  • Approximately \(\text{2}\) \(\text{g}\) of barium chloride \((\text{BaCl}_{2})\)
  • concentrated sulphuric acid \((\text{H}_{2}\text{SO}_{4})\) (Be careful, this can cause serious burns)
  • 5 test tubes
  • thermometer

When working with concentrated sulfuric acid always wear gloves and safety glasses. Always work in a well ventilated room or in a fume cupboard.


  1. Dissolve about \(\text{1}\) \(\text{g}\) of each of the following substances in \(\text{5}\)-\(\text{10}\) \(\text{cm$^{3}$}\) of water in a test tube: \(\text{CaCl}_{2}\), \(\text{NaOH}\), \(\text{KNO}_{3}\) and \(\text{BaCl}_{2}\).

  2. Observe whether the reaction is endothermic or exothermic, either by feeling whether the side of the test tube gets hot or cold, or using a thermometer.

  3. Dilute \(\text{3}\) \(\text{cm$^{3}$}\) of concentrated \(\text{H}_{2}\text{SO}_{4}\) in \(\text{10}\) \(\text{cm$^{3}$}\) of water in the fifth test tube and observe whether the temperature changes.

    Remember to always add the acid to the water.

  4. Wait a few minutes and then carefully add \(\text{NaOH}\) to the diluted \(\text{H}_{2}\text{SO}_{4}\). Observe any temperature (energy) changes.


Record which of the above reactions are endothermic and which are exothermic.

Exothermic reactions Endothermic reactions
  • When \(\text{BaCl}_{2}\) and \(\text{KNO}_{3}\) dissolve in water, they take in heat from the surroundings. The dissolution of these salts is endothermic.

  • When \(\text{CaCl}_{2}\) and \(\text{NaOH}\) dissolve in water, heat is released. The process is exothermic.

  • The reaction of \(\text{H}_{2}\text{SO}_{4}\) and \(\text{NaOH}\) is also exothermic.

Endothermic and exothermic reactions

Textbook Exercise 12.2

In each of the following reactions, say whether the reaction is endothermic or exothermic, and give a reason for your answer. Draw the resulting energy graph for each reaction.

\(\text{H}_{2}\text{(g)} + \text{I}_{2}\text{(g)} → 2\text{HI (g)} + \text{21}\text{ kJ·mol$^{-1}$}\)

Exothermic. Heat is given off and this is represented by showing \(+\) energy on the right hand side of the equation.


\(\text{CH}_{4}\text{(g)} + 2\text{O}_{2}\text{(g)} → \text{CO}_{2}\text{(g)} + 2\text{H}_{2}\text{O (g)} \qquad Δ\text{H} = -\text{802}\text{ kJ·mol$^{-1}$}\)

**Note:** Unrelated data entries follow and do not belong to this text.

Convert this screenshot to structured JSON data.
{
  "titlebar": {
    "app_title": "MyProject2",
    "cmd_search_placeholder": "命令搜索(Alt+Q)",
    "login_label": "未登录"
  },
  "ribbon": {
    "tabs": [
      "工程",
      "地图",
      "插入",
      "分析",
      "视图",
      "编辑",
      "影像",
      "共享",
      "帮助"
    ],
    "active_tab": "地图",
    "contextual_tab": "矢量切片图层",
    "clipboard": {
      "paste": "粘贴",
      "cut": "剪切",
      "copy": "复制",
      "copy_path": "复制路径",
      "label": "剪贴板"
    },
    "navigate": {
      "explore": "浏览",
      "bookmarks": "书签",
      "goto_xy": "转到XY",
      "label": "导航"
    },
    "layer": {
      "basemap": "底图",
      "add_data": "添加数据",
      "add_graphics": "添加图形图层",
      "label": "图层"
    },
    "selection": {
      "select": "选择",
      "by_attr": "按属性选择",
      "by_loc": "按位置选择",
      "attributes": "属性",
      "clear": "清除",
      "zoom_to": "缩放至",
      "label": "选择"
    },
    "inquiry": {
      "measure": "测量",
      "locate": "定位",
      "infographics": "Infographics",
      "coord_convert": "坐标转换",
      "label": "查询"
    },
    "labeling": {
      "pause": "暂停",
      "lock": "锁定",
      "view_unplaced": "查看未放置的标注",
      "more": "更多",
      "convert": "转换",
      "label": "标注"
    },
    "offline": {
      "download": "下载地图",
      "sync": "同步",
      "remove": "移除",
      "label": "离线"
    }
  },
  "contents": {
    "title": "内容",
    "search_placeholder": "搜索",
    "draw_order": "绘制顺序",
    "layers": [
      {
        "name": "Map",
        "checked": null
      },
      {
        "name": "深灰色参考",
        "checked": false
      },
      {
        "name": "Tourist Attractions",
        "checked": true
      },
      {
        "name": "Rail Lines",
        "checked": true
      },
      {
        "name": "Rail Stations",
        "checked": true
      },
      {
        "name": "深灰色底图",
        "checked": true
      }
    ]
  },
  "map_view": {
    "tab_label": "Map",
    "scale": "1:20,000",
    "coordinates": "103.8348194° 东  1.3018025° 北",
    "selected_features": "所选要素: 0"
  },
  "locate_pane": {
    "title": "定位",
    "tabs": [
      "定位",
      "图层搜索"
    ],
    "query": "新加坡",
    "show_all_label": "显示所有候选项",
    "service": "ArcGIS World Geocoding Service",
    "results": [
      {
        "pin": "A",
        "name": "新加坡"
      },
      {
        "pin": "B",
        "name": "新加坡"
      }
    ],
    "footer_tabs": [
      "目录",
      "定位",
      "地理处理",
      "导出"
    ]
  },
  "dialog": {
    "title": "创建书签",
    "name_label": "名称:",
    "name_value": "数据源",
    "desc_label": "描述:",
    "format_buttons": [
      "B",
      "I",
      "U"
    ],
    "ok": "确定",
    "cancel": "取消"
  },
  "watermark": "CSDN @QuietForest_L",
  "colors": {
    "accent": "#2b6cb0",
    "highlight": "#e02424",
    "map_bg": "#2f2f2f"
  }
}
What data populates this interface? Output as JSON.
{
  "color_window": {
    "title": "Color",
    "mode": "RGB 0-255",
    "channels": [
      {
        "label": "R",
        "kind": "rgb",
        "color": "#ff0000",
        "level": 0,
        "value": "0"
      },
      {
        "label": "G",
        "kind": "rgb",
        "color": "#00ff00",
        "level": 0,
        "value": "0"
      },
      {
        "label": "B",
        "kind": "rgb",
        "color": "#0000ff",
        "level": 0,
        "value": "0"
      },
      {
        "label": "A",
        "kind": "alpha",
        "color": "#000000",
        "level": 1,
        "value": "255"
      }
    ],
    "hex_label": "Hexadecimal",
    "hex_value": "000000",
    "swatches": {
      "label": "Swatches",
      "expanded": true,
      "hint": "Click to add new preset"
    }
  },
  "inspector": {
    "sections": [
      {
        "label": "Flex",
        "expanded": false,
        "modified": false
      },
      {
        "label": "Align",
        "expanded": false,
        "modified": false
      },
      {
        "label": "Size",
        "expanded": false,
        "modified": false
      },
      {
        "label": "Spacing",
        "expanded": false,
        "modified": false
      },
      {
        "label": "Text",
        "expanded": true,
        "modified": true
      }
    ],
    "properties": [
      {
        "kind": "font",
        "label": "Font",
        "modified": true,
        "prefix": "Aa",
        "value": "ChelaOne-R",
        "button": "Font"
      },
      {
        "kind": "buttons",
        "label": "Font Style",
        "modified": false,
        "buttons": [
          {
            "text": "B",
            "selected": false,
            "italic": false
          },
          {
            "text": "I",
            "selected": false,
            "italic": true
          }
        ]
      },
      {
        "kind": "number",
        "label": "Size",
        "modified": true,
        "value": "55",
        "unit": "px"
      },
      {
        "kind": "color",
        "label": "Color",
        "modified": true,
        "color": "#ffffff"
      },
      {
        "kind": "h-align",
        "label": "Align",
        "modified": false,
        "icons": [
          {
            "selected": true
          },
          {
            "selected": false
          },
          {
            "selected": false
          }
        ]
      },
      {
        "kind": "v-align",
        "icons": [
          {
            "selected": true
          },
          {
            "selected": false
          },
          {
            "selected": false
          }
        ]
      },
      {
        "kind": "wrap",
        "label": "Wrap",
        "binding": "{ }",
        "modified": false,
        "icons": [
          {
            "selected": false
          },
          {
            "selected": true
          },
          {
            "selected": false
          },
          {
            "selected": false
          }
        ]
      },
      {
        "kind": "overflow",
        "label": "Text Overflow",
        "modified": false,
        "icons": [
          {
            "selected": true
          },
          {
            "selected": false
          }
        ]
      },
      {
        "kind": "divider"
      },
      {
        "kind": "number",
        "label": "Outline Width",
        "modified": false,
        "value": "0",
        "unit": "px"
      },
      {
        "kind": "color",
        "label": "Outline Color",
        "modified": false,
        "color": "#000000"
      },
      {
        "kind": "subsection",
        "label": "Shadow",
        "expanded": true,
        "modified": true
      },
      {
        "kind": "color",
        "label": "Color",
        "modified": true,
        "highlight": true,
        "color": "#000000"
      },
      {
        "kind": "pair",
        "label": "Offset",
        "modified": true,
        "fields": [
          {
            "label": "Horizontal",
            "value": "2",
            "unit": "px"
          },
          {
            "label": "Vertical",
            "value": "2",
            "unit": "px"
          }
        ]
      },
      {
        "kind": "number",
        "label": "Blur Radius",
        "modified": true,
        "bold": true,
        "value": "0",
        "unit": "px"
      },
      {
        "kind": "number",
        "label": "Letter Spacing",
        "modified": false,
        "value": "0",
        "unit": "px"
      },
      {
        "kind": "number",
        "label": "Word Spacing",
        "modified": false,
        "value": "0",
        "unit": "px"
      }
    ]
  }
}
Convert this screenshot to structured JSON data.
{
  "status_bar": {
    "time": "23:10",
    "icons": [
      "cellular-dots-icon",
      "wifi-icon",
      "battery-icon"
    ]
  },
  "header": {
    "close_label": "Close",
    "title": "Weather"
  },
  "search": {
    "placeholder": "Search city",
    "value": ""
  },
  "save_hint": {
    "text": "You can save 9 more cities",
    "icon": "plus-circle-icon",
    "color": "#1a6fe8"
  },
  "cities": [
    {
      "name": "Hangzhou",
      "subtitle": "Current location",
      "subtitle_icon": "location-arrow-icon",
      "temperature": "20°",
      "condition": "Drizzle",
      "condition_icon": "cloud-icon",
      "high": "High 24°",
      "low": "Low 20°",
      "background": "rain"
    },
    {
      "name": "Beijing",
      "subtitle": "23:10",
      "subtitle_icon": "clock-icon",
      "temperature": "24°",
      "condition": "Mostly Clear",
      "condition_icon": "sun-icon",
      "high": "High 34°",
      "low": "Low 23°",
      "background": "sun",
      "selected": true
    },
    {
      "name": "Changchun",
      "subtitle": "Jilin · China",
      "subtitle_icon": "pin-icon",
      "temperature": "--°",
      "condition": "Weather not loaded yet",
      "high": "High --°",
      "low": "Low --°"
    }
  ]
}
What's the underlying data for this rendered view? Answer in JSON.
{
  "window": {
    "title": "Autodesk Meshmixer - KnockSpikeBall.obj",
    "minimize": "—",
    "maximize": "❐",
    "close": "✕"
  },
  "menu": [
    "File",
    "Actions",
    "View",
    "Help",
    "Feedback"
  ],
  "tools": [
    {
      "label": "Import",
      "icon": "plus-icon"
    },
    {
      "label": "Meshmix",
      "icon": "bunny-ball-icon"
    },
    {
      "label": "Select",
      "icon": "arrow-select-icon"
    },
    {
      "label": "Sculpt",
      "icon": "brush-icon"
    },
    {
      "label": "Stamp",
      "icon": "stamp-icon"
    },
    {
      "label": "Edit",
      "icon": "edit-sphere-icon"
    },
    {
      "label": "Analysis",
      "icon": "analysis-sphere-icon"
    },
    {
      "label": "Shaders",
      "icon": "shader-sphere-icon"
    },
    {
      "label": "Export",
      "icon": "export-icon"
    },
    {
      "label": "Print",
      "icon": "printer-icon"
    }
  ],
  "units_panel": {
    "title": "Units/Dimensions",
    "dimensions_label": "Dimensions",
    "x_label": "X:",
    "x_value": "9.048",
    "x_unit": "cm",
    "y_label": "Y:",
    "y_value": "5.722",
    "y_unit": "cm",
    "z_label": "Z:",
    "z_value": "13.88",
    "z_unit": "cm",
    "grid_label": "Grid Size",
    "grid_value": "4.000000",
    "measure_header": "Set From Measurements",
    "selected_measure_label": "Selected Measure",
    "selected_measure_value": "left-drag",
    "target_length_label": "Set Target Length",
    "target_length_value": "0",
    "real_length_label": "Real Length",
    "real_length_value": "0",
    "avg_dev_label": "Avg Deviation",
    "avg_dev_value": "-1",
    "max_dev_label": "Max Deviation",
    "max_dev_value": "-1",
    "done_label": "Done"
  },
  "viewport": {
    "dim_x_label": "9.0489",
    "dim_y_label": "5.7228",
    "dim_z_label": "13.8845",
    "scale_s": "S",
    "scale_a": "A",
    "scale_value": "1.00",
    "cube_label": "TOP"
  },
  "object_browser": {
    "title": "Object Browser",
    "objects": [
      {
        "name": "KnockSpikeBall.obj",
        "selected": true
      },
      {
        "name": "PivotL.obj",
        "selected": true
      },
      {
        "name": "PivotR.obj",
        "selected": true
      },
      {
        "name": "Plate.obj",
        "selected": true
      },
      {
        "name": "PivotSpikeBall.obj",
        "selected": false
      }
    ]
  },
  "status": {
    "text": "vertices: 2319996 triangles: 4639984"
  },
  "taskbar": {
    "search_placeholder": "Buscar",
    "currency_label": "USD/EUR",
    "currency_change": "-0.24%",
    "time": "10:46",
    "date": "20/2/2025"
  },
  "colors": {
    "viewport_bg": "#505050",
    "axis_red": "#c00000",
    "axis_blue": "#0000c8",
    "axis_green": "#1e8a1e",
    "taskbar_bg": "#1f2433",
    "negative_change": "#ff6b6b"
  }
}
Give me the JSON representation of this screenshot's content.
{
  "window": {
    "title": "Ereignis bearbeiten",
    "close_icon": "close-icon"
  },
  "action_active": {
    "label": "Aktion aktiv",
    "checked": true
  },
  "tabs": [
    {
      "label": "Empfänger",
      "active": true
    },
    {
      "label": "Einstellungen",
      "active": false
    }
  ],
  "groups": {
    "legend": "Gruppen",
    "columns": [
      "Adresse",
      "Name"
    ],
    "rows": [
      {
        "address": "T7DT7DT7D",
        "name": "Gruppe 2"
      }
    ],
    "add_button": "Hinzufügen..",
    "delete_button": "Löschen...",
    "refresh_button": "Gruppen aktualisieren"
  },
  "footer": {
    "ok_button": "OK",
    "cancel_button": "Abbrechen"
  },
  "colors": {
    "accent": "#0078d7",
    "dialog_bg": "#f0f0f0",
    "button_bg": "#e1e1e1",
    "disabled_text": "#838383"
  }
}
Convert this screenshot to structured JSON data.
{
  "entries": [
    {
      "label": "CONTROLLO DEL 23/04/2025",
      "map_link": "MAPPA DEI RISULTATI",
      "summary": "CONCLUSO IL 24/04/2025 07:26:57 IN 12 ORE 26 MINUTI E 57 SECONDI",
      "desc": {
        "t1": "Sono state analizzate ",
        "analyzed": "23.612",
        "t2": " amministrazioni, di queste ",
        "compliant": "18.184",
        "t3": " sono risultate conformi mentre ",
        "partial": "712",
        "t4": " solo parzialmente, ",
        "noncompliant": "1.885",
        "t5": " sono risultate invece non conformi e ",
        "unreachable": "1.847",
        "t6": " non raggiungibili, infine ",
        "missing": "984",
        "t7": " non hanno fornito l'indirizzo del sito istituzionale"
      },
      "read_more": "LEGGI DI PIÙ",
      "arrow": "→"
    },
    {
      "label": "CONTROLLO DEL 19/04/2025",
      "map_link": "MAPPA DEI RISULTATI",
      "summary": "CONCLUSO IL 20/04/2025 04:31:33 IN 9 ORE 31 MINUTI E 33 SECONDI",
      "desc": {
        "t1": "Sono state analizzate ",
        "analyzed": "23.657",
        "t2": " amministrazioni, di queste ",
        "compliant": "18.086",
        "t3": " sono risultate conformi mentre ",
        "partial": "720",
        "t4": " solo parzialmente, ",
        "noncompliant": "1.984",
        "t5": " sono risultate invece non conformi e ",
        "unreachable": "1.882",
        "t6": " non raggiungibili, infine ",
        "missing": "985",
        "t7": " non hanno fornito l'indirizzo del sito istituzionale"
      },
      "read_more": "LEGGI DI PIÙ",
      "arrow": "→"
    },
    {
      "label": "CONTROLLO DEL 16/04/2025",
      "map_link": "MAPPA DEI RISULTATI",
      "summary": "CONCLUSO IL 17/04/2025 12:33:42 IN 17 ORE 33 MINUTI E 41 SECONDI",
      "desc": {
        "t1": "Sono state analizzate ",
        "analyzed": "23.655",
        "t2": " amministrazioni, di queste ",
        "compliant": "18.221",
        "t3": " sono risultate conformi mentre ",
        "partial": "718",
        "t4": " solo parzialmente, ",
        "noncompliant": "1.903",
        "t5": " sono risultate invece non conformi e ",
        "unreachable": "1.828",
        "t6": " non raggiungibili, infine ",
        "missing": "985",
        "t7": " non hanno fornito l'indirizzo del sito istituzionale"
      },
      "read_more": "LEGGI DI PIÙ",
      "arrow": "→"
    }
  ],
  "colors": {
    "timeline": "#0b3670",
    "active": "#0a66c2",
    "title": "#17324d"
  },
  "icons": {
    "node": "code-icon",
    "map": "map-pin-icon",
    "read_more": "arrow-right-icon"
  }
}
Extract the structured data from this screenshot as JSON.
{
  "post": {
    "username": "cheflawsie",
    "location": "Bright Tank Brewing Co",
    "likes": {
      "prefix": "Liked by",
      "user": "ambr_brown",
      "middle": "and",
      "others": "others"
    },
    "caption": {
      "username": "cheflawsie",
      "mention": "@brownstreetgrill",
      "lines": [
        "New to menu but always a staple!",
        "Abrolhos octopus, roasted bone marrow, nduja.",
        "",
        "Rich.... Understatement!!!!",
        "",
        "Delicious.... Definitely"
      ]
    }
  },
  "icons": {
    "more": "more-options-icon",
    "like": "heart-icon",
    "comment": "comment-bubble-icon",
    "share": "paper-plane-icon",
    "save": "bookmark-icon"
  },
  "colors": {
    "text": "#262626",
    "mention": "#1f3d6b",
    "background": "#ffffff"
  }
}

Exothermic. \(\Delta H\) is negative for this reaction.


The following reaction takes place in a flask:

\(\text{Ba(OH)}_{2}\cdot 8\text{H}_{2}\text{O(s)} + 2\text{NH}_{4}\text{NO}_{3}\text{(aq)} → \text{Ba(NO}_{3}\text{)}_{2}\text{(aq)} + 2\text{NH}_{3}\text{(aq)} + 10\text{H}_{2}\text{O(ℓ)}\)

Within a few minutes, the temperature of the flask drops by approximately \(\text{20}\)\(\text{°C}\).

Endothermic. The temperature of the reaction vessel decreases indicating that heat was needed for the reaction.


\(2\text{Na(aq)} + \text{Cl}_{2}\text{(aq)} → 2\text{NaCl(aq)} \qquad Δ\text{H} = -\text{411}\text{ kJ·mol$^{-1}$}\)

Exothermic. \(\Delta H < 0\)


\(\text{C(s)} + \text{O}_{2}\text{(g)} → \text{CO}_{2}\text{(g)}\)

Exothermic. This reaction is the combustion of wood or coal to form carbon dioxide and gives off heat.


For each of the following descriptions, say whether the process is endothermic or exothermic and give a reason for your answer.


Endothermic. Energy is needed to break the intermolecular forces.

the combustion reaction in a car engine

Exothermic. Energy is released.

bomb explosions

Exothermic. In an explosion a large amount of energy is released.

melting ice

Endothermic. Energy is needed to break the intermolecular forces.

digestion of food

Exothermic. Digestion of food involves the release of energy that your body can then use.


Exothermic. Energy is given off as the particles are going from a higher energy state to a lower energy state.

When you add water to acid the resulting solution splashes up. The beaker also gets very hot. Explain why.

The reaction between acid and water is an exothermic reaction. This reaction produces a lot of heat and energy which causes the resulting solution to splash. Since the acid is usually more dense than the water adding water to the acid causes the reaction to happen in a small area and on the surface. This leads to a more vigorous (fast) reaction. If you add the acid to the water then there is a larger volume of water to absorb the heat of the reaction and so the reaction proceeds more slowly.